Knowledge of iodine nutrition and iodine deficiency disorders among women of reproductive age in Obudu local government area of Cross River State, Nigeria
Regina Idu Ejemot-Nwadiaro, Elizabeth Libuo-Beshel NJI
Introduction: Micronutrient deficiency conditions, in which iodine deficiency is one of the major ones, are silent epidemics affecting over 2 billion people globally. Iodine deficiency disorders (IDDs) are responsible for the world’s most dominant preventable brain damage. Iodine deficiency during pregnancy carries severe consequences for both mother and child that includes; still birth, spontaneous abortion and congenital abnormalities. Thus, improving maternal health especially in goitre endemic areas may be contingent on reducing iodine deficiency disorders. Objective: To determine the respondents knowledge level of iodine nutrition and iodine deficiency disorders in women of reproductive age in Obudu Local Government Area of Cross River State. Methods: A cross-sectional study design was employed. A total of 330 women of reproductive age constituted the respondents. A semi-structured questionnaire that was interviewer-administered was used to elicit information from the respondents. Observations for visible goitre and urinary iodine concentration levels in a sub-set (10%) of the sample determined. Results were presented in frequencies, percentages, charts and tables. Chi-square (ꭕ2) was used to test for association between variables at 5% significance level. Main Results: Results showed that one-third of the respondents, 102 (30.9%) had attained secondary education. Majority of household respondents 155 (47%) had good knowledge scores about iodine nutrition. The association between respondents’ knowledge of iodine nutrition and educational level was found to be statistically significant (p = 0.00001), implying that the higher the educational level, the higher the knowledge on iodine nutrition. Two-third of the respondents 223 (67.6%) were found to have poor knowledge about IDDs. Visible goitre was observed in 4% of the respondents.

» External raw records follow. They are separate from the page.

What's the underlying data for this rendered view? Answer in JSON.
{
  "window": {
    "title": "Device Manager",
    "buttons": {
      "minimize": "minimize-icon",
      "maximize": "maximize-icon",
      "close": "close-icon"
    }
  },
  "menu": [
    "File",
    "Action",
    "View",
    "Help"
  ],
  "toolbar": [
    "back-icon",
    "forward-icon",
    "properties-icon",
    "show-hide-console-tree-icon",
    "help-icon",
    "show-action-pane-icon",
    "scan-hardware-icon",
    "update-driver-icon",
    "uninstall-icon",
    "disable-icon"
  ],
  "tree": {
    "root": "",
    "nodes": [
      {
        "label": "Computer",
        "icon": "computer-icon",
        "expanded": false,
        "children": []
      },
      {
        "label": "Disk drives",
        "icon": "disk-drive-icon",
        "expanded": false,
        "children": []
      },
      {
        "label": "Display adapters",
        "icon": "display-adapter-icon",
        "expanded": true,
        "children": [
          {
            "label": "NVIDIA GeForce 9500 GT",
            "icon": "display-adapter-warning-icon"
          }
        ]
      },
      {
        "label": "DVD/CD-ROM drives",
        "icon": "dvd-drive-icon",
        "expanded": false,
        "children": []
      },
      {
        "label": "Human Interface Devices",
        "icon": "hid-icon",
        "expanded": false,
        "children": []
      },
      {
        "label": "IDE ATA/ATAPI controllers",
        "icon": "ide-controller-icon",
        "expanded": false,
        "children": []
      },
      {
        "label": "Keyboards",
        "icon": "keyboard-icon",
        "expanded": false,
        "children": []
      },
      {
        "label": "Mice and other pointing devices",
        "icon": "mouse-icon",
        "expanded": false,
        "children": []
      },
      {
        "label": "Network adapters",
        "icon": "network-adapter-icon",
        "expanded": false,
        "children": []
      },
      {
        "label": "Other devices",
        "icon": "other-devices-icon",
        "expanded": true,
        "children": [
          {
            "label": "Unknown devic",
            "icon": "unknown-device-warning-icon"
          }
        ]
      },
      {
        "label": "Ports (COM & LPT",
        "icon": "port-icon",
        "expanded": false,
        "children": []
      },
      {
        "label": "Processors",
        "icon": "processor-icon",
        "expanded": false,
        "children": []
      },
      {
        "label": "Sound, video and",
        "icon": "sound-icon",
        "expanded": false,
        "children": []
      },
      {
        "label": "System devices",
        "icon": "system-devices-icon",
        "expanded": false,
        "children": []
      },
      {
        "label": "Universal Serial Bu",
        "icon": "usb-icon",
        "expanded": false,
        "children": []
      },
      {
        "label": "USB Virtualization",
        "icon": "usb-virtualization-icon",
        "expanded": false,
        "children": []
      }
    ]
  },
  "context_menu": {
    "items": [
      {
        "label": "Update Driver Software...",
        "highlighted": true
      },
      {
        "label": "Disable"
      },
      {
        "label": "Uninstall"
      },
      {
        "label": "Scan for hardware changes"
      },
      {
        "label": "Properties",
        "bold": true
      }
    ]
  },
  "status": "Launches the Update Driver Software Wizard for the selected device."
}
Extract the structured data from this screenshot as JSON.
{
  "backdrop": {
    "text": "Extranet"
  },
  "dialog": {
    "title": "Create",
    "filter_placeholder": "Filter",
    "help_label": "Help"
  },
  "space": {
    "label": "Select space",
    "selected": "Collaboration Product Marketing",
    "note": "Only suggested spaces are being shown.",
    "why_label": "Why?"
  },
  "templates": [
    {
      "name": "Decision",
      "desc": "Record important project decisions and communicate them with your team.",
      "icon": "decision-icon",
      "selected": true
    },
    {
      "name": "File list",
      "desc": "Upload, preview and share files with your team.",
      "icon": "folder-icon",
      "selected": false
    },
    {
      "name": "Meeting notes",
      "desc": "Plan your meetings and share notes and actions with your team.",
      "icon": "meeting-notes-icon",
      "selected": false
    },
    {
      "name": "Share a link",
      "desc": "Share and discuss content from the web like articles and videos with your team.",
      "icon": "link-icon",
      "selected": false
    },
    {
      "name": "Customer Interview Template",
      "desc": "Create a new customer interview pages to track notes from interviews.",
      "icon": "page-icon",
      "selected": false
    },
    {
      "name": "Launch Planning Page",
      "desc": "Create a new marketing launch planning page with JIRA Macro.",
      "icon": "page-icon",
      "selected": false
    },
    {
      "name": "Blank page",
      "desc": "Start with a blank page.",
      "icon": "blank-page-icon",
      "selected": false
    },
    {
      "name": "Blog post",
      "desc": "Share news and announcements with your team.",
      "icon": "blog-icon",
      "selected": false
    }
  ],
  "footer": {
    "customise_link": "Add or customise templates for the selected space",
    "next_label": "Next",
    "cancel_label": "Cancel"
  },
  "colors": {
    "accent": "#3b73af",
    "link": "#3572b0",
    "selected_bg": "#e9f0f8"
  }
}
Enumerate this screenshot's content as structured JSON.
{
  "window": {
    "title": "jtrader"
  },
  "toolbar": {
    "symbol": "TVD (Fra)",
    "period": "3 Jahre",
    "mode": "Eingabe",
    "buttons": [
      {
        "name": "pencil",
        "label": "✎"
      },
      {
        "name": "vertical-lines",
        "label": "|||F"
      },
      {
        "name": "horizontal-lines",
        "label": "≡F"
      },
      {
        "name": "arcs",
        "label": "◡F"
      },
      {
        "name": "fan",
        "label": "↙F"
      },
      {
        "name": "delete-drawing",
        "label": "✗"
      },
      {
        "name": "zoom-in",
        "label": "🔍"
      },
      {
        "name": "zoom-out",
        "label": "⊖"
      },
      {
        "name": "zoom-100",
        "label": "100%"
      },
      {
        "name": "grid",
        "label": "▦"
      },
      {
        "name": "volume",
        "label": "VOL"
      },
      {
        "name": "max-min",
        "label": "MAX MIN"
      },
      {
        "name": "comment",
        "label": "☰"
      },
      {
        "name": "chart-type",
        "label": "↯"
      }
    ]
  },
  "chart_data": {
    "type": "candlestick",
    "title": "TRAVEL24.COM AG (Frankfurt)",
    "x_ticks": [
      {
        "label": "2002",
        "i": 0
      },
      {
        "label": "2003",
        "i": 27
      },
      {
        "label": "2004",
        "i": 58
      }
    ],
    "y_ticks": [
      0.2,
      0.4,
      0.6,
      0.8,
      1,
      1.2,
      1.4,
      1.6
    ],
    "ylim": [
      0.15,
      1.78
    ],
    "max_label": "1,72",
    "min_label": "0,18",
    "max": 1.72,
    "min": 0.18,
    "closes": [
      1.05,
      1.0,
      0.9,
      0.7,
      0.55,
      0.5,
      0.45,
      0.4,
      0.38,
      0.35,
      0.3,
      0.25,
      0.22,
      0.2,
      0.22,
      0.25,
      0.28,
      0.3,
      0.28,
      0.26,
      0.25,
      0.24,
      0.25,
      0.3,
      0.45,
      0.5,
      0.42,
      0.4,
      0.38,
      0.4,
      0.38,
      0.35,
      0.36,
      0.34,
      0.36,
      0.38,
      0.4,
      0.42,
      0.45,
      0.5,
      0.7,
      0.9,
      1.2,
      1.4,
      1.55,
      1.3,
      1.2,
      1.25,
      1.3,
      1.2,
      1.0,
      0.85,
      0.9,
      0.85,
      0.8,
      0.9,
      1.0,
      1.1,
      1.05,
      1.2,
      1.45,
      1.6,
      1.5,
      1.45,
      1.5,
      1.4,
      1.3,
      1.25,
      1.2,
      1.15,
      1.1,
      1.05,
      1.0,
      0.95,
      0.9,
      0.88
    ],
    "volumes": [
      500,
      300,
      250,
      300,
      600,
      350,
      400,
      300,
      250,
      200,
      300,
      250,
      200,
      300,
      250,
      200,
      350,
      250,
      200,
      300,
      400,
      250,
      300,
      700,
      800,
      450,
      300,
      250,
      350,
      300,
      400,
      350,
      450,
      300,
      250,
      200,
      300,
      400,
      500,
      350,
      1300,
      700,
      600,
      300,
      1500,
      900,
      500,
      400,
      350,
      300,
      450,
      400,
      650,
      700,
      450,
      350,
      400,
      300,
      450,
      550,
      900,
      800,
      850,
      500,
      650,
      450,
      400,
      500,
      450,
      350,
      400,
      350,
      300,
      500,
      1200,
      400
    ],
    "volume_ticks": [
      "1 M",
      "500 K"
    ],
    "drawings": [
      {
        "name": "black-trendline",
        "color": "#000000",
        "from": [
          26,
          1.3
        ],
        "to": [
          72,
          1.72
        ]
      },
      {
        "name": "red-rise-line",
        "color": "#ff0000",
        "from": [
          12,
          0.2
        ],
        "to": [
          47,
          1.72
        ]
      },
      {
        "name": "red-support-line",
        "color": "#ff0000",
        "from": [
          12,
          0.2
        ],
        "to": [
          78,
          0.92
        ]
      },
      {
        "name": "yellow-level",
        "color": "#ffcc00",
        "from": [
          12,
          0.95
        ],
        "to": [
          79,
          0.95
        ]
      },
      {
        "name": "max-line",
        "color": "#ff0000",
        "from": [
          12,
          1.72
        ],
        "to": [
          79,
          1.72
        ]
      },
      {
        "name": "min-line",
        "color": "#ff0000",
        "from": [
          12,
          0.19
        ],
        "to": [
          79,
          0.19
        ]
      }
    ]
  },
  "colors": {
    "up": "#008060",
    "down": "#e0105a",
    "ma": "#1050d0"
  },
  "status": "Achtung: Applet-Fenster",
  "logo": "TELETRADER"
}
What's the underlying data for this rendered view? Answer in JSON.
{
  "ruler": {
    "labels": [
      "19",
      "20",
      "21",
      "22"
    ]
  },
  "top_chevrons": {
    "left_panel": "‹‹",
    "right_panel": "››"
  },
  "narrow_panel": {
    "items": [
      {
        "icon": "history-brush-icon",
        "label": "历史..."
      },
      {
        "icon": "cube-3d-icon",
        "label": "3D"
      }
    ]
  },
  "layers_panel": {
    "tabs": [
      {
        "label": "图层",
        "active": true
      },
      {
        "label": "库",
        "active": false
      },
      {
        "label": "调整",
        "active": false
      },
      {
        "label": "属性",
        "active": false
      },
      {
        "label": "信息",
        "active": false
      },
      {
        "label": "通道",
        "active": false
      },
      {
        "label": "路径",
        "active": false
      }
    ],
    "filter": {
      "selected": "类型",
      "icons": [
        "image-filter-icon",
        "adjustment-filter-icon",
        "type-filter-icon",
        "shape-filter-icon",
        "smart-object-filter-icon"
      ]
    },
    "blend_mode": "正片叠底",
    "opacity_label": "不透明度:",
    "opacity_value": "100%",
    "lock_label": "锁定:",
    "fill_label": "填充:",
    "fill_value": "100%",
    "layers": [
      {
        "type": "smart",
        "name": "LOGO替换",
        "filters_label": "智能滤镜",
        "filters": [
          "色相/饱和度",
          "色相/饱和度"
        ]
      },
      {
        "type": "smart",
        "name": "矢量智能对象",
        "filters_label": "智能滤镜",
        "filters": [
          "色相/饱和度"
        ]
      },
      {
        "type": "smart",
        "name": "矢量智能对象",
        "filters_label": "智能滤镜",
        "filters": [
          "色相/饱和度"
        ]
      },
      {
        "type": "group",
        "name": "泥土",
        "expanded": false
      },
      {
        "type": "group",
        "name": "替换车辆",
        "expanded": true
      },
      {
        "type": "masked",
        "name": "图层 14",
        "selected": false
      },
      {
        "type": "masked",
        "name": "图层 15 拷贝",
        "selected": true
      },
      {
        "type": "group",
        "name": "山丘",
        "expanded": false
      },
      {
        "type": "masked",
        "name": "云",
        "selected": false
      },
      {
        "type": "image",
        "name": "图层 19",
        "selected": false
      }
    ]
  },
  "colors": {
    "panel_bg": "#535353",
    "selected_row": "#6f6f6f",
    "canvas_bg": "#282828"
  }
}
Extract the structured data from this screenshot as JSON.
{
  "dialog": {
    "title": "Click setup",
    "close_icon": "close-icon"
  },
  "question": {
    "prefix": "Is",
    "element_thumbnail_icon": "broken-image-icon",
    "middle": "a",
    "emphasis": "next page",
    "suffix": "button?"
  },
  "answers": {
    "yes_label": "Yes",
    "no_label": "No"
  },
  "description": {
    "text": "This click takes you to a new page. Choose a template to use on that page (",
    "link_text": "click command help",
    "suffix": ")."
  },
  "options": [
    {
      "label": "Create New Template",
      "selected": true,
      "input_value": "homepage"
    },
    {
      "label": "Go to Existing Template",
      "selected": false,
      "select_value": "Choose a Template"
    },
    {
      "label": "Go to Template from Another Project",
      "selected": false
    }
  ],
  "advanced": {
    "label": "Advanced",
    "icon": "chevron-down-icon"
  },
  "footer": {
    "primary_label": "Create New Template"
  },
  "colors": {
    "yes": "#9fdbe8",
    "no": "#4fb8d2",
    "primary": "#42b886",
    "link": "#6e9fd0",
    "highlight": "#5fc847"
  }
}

Urine analysis showed that the median urinary iodine concentration (UIC) was 139.7μg/L and 42% of the sample sub-set had UIC lower than 150μg/L considered deficient. Conclusion: When the poor knowledge about iodine nutrition and consequences of its lack, the TGR of 4% observed in this study are aligned with the results of the UIC of this study, then a concerning trend of moderately high IDD prevalence emerges. Renewed good public health education on IDDs is advocated.
Regina Idu Ejemot-Nwadiaro, Elizabeth Libuo-Beshel NJI. Knowledge of iodine nutrition and iodine deficiency disorders among women of reproductive age in Obudu local government area of Cross River State, Nigeria. International Journal of Medical and Health Research, Volume 5, Issue 8, 2019, Pages 167-173